Excerpts from an interface dataset
● ● ●
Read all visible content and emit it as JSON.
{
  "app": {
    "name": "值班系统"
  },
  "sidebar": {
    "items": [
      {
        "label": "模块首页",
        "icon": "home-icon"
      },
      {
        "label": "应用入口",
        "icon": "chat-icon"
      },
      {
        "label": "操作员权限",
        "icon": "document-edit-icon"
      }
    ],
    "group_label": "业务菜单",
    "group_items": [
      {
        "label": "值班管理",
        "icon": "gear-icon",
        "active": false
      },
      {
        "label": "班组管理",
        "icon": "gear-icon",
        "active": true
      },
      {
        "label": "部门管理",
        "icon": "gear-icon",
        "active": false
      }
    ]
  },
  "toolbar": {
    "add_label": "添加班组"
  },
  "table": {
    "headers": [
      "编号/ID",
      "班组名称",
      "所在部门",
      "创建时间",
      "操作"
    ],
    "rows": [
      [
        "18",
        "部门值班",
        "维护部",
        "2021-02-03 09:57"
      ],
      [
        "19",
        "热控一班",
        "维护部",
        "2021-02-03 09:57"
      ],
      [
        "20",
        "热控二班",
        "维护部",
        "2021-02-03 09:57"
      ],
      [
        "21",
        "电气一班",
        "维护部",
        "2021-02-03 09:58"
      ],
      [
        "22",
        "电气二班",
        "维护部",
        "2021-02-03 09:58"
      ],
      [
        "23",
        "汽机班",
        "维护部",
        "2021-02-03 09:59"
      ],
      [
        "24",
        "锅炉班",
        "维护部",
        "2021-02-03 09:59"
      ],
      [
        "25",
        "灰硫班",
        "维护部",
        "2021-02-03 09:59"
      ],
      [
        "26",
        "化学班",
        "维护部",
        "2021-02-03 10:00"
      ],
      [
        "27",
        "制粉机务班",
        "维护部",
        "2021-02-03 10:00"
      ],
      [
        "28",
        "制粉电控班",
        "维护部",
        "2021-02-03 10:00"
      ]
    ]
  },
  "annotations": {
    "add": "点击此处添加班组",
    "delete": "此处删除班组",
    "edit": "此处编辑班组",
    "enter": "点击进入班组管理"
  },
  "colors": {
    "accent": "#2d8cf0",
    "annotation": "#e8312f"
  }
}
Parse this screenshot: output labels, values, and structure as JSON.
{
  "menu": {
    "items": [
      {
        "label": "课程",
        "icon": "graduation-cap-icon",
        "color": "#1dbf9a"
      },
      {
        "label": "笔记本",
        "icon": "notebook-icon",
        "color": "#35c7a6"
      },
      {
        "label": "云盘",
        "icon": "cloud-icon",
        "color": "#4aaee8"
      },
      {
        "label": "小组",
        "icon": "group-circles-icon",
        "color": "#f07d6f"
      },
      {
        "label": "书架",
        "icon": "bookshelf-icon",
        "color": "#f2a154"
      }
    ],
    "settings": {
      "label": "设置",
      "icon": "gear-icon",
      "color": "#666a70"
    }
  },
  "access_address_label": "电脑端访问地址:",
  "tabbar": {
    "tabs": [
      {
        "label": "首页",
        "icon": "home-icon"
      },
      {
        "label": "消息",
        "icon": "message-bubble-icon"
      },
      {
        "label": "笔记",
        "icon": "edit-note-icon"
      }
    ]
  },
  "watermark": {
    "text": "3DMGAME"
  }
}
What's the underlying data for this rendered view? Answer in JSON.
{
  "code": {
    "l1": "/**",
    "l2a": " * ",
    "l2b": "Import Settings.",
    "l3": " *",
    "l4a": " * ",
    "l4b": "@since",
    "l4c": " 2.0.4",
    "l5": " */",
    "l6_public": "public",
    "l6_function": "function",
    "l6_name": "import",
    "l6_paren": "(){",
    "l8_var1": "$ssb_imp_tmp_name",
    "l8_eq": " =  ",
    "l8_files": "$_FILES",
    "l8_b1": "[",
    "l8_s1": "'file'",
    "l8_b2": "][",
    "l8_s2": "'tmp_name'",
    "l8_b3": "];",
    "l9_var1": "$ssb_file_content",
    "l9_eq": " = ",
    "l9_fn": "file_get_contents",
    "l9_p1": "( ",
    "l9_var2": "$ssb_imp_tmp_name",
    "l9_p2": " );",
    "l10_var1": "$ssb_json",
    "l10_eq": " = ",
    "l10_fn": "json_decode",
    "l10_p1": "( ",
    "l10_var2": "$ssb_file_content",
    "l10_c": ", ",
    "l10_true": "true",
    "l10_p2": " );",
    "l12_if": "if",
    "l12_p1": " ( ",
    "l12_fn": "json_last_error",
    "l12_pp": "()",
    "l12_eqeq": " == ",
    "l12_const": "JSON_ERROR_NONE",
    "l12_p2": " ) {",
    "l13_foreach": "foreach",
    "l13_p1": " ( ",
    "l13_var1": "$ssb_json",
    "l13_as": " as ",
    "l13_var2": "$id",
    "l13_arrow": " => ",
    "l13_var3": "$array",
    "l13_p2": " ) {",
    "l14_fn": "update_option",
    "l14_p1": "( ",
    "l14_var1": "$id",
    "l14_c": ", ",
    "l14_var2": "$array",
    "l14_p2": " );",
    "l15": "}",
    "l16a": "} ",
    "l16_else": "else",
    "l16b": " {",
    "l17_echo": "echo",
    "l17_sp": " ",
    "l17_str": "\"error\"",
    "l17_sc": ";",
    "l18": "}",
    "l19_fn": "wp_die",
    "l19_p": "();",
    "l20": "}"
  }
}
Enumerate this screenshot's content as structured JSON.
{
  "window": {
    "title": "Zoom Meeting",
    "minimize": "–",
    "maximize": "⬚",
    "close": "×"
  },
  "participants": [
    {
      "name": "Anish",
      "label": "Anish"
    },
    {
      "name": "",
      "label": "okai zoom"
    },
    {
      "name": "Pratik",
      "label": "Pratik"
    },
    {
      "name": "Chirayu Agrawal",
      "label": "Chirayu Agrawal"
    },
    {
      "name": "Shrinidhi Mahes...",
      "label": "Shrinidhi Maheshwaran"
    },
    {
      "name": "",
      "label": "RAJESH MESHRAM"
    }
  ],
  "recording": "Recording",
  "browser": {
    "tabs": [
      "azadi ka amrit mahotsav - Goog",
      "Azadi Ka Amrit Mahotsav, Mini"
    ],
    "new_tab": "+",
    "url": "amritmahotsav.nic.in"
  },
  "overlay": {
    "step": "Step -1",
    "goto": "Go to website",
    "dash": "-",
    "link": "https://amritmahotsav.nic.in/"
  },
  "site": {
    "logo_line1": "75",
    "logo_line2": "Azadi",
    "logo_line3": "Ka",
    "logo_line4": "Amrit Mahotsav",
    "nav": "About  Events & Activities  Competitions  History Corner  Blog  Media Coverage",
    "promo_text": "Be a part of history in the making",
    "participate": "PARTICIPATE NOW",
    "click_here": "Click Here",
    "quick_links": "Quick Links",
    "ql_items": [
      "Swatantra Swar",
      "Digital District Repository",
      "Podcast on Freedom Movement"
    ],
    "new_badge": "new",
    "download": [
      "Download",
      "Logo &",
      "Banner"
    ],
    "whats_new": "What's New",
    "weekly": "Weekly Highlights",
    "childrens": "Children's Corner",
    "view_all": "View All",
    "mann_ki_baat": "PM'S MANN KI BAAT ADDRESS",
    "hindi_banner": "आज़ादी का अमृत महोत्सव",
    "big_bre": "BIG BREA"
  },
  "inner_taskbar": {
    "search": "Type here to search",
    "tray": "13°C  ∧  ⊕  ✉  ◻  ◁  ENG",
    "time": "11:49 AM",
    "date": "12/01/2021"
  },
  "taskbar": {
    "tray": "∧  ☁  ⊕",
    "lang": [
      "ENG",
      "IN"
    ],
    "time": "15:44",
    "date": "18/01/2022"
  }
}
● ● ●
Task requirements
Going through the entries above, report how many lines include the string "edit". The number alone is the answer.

Answer for this exercise
3